Within the listing below, please show every line carrying the string "item".

-*-*-

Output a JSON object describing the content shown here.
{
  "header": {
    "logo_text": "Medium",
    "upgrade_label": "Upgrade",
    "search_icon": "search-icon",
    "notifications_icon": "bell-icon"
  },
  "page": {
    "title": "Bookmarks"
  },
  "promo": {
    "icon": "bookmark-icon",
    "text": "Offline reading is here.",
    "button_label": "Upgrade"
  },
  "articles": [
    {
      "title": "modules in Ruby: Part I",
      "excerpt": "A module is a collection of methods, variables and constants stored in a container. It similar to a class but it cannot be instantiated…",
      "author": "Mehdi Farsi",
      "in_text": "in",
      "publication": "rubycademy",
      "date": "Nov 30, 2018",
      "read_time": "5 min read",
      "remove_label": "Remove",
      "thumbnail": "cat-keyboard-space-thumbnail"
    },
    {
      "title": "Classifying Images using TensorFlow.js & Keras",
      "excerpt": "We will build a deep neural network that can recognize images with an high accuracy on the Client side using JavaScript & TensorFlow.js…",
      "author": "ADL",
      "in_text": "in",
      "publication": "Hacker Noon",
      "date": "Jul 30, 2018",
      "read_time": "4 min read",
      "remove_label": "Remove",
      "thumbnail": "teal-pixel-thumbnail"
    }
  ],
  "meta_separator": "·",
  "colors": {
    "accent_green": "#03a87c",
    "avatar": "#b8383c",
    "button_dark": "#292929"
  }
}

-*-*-

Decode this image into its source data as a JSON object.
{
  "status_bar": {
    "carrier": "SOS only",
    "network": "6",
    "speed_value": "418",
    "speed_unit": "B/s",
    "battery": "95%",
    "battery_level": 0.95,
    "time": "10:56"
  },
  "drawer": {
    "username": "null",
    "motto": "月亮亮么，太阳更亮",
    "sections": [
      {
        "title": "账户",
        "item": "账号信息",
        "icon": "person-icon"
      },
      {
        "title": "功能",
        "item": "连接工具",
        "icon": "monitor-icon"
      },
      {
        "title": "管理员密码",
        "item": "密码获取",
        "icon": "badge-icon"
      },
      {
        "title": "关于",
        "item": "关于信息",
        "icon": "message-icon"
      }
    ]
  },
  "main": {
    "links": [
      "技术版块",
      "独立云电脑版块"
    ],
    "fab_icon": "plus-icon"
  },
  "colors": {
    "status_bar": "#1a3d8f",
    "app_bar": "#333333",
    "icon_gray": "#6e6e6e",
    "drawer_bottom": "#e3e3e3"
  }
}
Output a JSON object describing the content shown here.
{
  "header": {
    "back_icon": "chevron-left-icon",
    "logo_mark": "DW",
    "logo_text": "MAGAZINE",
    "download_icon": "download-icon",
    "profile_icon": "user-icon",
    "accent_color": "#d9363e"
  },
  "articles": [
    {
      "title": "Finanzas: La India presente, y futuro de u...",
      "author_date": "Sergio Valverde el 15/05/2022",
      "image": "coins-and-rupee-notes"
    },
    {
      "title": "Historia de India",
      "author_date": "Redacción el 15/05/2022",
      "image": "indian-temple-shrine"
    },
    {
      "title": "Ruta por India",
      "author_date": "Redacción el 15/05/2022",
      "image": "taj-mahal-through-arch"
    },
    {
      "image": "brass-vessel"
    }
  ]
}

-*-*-

Result of this task:
        "item": "账号信息",
        "item": "连接工具",
        "item": "密码获取",
        "item": "关于信息",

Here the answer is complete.